But outside of that, and that's kind of a nitpick it's always good to learn the history and fundamentals in software, this book hits on the areas that you are most likely to run into in a system administrator position, and since it's not JUST about Unix,or Linux, but rather about * nix systems in general, it seems like a well rounded book. I like the fact that the chapters are organized into TASK areas, and then get into the details about how to do that task effectively and what's important about that task. It really speed things up if you have already outgrown your "first" Linux book (for beginners).
You could go into this as a beginner, but I'd recommend "How Linux Works: What Every Superuser Should Know" if you just want to get a handle on what a modern Linux system is and you want to start from scratch.
This books should probably be a second or third choice, but it's a solid buy and there is a TON of material here in those 1077 pages!
Also, you may also want to check out 'Unix and Linux System Administration Handbook". I couldn't really say which is better, probably the latter, but I'm glad I have both because Linux is a HUGE subject and it's nice to have complementary material. I would say that this book really hits on the major areas of *nix administration in a logical easy to follow way. But on the other hand, the other title mentioned above goes into a ton of specific areas and covers a lot of newer tools and is more Linux focused.
If I HAD to choose between this one or the "handbook" above, I'd go with the latter, but if you can afford it, get BOTH because they do approach different materials and in their own way.
This book has enabled me to perform at a high level supporting the Solaris and the AIX operating systems. I have this book on my work laptop and I can access it as easily as I can access google from my laptop. Everything you need to know to support these operating systems as a systems admin/engineer is at the click of your mouse.

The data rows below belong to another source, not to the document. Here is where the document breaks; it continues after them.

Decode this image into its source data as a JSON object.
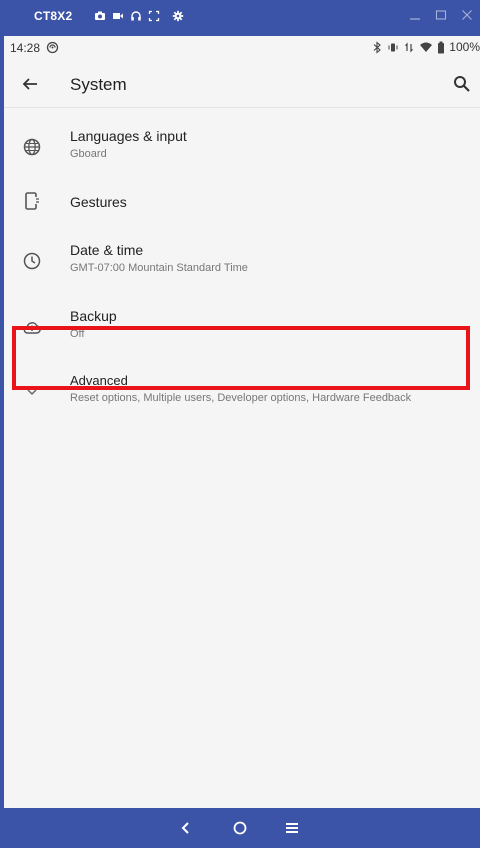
{
  "emulator": {
    "device_name": "CT8X2",
    "toolbar_icons": [
      "camera-icon",
      "video-icon",
      "headphones-icon",
      "fullscreen-icon",
      "settings-icon"
    ],
    "window_controls": [
      "minimize-icon",
      "maximize-icon",
      "close-icon"
    ]
  },
  "status_bar": {
    "time": "14:28",
    "battery": "100%",
    "icons": [
      "sync-icon",
      "bluetooth-icon",
      "vibrate-icon",
      "data-arrows-icon",
      "wifi-icon",
      "battery-icon"
    ]
  },
  "app_bar": {
    "title": "System",
    "back_icon": "arrow-back-icon",
    "search_icon": "search-icon"
  },
  "items": [
    {
      "icon": "globe-icon",
      "title": "Languages & input",
      "subtitle": "Gboard"
    },
    {
      "icon": "gestures-icon",
      "title": "Gestures",
      "subtitle": ""
    },
    {
      "icon": "clock-icon",
      "title": "Date & time",
      "subtitle": "GMT-07:00 Mountain Standard Time"
    },
    {
      "icon": "cloud-upload-icon",
      "title": "Backup",
      "subtitle": "Off"
    },
    {
      "icon": "chevron-down-icon",
      "title": "Advanced",
      "subtitle": "Reset options, Multiple users, Developer options, Hardware Feedback"
    }
  ],
  "highlight_color": "#e8141a",
  "nav_bar": {
    "buttons": [
      "nav-back-icon",
      "nav-home-icon",
      "nav-menu-icon"
    ]
  },
  "colors": {
    "frame": "#3c54a8",
    "screen_bg": "#f5f5f5"
  }
}
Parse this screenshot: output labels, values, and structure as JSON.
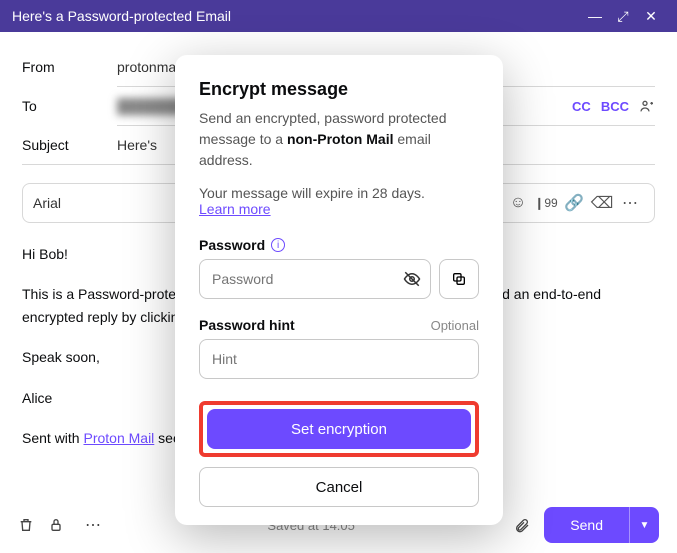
{
  "titlebar": {
    "title": "Here's a Password-protected Email"
  },
  "from": {
    "label": "From",
    "value": "protonmailtutorials@protonmail.com"
  },
  "to": {
    "label": "To",
    "value": "██████████",
    "cc": "CC",
    "bcc": "BCC"
  },
  "subject": {
    "label": "Subject",
    "value": "Here's"
  },
  "toolbar": {
    "font": "Arial"
  },
  "body": {
    "greeting": "Hi Bob!",
    "line1": "This is a Password-protected Email from Proton Mail. You can read it and send an end-to-end encrypted reply by clicking the button below.",
    "line2": "Speak soon,",
    "signoff": "Alice",
    "sentwith_prefix": "Sent with ",
    "sentwith_link": "Proton Mail",
    "sentwith_suffix": " secure email."
  },
  "bottombar": {
    "saved": "Saved at 14:05",
    "send": "Send"
  },
  "modal": {
    "title": "Encrypt message",
    "desc_pre": "Send an encrypted, password protected message to a ",
    "desc_bold": "non-Proton Mail",
    "desc_post": " email address.",
    "expiry": "Your message will expire in 28 days.",
    "learn": "Learn more",
    "password_label": "Password",
    "password_placeholder": "Password",
    "hint_label": "Password hint",
    "hint_optional": "Optional",
    "hint_placeholder": "Hint",
    "set_btn": "Set encryption",
    "cancel_btn": "Cancel"
  }
}
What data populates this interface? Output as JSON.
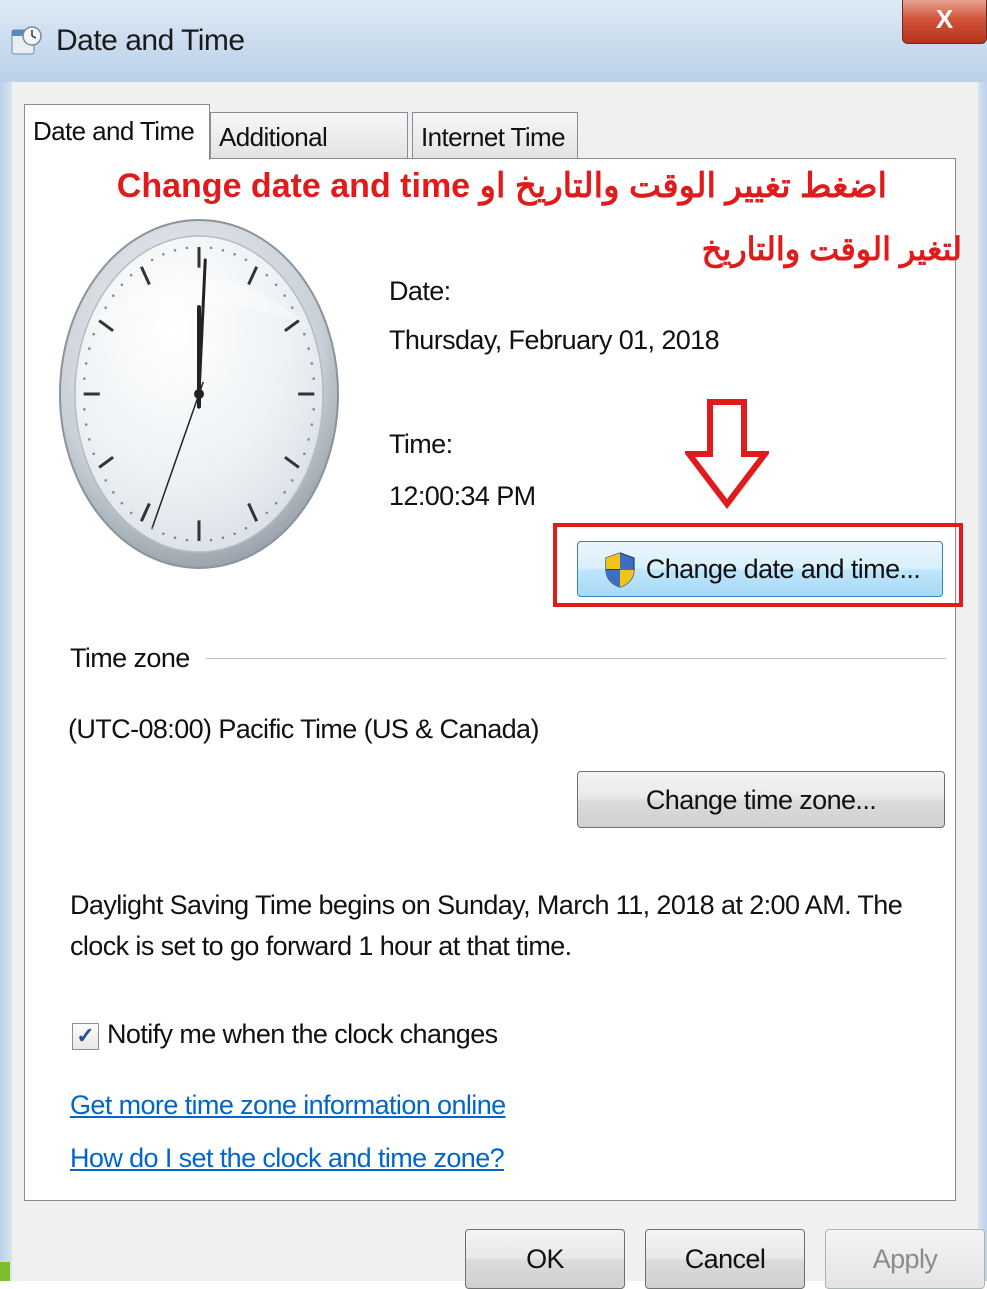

Again, money well spent
I bought and read this book prior to starting my first job as a system administrator. I learned a bit, but as I wasn't a rank beginner, it wasn't really all that much. Besides the fact that the material is dated, I found the multi-vendor approach to be somewhat detrimental. As I was going to work for a Debian-based shop, the material for the commercial versions of Unix did me no good, resulting in what is essentially, wasted space.
For someone who is brand new to unix and is going to be thrown to the wolves as a system administrator, this book would be worth reading, and given that target audience, this is an excellent book. But if you're already somewhat familiar with the concepts of running and managing a unix based system, your time and money are better spent on other products
This author takes you beyond the "user" status to the point where you can tinker with the controls to good effect. The classes and user group discussions are still essential, but it is good to have it all collected between covers.